vw-2 bmw-a1 nat_auto woodford_ origo-2 finol autoparts-2 serfac270514a

Final Megane III Renault Sport rolls off line


The last ever produced third generation Megane Renault Sport has rolled off the production line in Spain.

The final Megane Renault Sport is a right-hand-drive 275 Cup-S finished in Renault Sport’s trademark Liquid Yellow metallic paint. It also received options such as, 19-inch Speedline alloy wheels with Michelin Pilot Sport Cup 2 tyres, and Road&Track adjustable dampers.

final-renault-megane-renault-sport-275-cup-s

To the inside, this piece of Renault Sport history gets an Alcantara steering wheel, gear lever and hand brake, Recaro Seats, Handsfree keycard, Renault Sport Monitor V2 on-board performance tracking and R-Link multimedia system including satellite navigation.

This is in addition to the standard Cup-S specification such as the uprated Cup chassis and PerfoHub double-axis front suspension.
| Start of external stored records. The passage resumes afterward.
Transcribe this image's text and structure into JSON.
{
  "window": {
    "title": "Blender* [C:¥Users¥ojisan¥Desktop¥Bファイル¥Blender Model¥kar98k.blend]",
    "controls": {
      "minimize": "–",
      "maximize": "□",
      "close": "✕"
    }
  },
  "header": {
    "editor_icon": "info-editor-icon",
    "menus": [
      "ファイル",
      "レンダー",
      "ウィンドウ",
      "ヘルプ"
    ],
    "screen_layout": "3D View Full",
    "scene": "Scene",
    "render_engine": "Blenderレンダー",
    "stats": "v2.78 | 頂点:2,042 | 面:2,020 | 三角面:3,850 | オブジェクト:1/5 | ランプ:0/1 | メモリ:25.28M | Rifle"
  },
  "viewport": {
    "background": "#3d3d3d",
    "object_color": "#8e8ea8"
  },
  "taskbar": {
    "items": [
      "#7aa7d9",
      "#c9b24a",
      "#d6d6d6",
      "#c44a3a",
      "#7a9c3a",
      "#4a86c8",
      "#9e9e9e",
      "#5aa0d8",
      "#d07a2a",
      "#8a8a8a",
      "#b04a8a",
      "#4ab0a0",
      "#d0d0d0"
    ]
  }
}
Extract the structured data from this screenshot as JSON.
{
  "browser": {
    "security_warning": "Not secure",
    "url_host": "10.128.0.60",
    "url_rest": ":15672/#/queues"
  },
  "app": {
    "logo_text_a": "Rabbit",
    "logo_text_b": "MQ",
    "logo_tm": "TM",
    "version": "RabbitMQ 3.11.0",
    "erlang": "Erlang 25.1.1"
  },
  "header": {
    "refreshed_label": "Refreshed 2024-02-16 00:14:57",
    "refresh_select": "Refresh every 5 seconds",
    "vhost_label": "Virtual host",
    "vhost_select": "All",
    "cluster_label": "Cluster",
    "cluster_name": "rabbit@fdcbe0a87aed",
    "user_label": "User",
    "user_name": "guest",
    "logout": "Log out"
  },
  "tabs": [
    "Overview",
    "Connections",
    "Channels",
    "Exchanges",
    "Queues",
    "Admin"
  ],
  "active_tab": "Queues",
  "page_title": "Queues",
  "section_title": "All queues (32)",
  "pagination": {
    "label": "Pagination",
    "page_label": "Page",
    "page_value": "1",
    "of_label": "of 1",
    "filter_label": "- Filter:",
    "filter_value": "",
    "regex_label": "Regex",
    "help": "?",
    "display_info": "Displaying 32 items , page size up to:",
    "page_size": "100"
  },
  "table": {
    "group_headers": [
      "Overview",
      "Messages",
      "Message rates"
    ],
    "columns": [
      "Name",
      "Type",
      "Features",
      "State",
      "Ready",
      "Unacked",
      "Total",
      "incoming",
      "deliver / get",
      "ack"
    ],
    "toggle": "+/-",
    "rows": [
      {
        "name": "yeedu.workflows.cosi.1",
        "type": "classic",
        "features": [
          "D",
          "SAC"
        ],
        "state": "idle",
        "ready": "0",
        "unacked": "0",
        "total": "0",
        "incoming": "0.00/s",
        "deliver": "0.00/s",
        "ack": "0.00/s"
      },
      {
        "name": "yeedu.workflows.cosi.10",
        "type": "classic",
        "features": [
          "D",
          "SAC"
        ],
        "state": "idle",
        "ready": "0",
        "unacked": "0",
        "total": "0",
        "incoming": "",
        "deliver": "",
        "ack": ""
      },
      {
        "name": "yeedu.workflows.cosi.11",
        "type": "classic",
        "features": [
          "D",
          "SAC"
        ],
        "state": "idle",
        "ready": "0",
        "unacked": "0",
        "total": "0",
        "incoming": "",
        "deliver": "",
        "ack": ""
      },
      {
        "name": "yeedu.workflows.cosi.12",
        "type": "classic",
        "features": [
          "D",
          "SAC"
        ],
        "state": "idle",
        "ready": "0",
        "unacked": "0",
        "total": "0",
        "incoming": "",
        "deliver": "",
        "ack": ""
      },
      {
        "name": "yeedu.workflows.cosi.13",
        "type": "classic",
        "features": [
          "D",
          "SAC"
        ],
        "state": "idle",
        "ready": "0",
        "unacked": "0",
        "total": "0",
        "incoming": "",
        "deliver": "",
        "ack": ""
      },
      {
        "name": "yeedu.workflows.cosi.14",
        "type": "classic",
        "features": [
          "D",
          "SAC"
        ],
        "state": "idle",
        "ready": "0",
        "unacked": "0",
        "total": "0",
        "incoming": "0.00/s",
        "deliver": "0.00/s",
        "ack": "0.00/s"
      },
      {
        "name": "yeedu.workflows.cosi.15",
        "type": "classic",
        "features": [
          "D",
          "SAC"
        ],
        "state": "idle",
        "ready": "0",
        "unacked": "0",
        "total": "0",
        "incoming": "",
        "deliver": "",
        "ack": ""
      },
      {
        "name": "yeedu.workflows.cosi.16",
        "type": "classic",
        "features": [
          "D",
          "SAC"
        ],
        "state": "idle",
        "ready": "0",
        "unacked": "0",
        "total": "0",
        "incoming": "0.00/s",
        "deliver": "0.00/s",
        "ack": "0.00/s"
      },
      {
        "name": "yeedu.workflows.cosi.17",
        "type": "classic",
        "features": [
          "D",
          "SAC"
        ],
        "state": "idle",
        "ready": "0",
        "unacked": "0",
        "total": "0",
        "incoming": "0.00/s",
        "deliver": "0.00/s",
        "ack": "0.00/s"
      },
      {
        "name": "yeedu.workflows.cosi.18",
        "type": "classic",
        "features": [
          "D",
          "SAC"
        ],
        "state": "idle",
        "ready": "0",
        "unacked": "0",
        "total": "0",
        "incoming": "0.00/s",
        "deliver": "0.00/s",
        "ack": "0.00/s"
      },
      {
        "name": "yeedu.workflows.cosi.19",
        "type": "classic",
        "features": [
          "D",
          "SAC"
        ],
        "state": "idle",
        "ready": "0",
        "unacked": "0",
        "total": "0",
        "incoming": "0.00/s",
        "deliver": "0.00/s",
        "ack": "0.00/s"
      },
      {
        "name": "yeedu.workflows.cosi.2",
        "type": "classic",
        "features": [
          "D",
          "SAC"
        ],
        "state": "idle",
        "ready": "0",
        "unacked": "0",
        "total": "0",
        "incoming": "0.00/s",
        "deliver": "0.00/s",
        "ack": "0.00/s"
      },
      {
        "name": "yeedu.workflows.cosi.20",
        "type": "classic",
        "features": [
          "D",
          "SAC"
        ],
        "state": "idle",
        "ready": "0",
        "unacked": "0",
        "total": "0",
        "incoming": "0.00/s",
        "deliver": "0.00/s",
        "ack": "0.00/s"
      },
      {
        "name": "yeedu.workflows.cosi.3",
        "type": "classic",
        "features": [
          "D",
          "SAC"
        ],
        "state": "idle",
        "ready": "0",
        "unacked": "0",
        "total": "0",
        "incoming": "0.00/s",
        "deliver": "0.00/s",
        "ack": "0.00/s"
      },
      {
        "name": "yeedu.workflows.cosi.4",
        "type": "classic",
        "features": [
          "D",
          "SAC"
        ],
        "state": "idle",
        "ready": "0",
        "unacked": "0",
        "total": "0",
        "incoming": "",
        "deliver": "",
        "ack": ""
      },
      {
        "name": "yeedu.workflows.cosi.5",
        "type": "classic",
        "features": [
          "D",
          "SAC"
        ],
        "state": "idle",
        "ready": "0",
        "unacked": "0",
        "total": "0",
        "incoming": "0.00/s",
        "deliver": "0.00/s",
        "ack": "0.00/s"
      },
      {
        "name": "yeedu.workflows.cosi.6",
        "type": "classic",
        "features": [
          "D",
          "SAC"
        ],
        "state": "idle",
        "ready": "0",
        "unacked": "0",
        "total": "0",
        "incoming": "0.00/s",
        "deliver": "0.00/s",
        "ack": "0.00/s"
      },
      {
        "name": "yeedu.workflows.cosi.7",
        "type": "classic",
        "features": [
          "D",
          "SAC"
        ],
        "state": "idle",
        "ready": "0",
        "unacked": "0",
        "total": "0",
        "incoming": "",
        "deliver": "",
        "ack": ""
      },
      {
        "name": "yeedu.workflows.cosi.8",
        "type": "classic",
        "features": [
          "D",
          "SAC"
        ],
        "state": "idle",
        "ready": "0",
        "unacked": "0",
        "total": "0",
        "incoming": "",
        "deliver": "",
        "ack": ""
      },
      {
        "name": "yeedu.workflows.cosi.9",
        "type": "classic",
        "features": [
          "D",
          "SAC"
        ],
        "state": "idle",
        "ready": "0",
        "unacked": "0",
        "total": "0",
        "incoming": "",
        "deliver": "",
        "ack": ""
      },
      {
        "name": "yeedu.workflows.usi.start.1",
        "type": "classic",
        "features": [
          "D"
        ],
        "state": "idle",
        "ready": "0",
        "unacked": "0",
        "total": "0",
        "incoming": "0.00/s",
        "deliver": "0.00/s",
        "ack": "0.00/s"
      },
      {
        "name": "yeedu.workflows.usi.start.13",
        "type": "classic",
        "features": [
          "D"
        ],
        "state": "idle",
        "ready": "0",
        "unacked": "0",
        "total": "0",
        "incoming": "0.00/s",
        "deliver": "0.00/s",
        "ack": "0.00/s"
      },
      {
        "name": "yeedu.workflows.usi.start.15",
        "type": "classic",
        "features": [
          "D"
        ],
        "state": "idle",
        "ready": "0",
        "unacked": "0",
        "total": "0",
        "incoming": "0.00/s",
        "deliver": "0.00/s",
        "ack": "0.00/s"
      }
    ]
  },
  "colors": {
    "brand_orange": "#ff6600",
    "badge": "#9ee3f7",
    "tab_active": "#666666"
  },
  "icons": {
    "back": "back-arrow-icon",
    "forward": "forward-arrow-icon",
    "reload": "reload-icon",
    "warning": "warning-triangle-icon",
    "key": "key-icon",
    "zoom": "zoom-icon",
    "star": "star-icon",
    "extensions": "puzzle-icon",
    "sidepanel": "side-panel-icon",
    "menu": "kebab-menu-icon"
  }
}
The Cup Chassis Pack with mechanical limited-slip differential, red Brembo four-pot brake calipers, firmer springs and dampers and a stiffer anti-roll bar all make it ideal for circuit use. Inside, the 275 Cup-S is fitted with a Renault Sport analogue rev counter and speedometer, drilled aluminium pedals and the three-mode Renaultsport Dynamic Management system.

The 275 Cup-S is powered by the same 2.0-litre, 275hp turbocharged petrol engine as the limited-edition 275 Trophy-R which, in June 2014, shattered the lap record for a front-wheel-drive production car around the 13-mile Nürburgring Nordschleife with a time of 7 minutes 54.36 seconds. Acceleration from 0-62mph is attainable in 6.0 seconds and the top speed is 158mph.

Having first gone on sale in right-hand drive in 2009 as the Mégane Renault Sport 250, the third generation Mégane’s power has been boosted twice – to 265bhp in 2012 and finally up to 275bhp in 2015. From the 250 to the hardcore 275 Trophy-R to the latest 275 Cup-S , over 30,000 of the third generation Mégane Renault Sport have found homes in over 30 different countries across Europe, Australasia and the Pacific.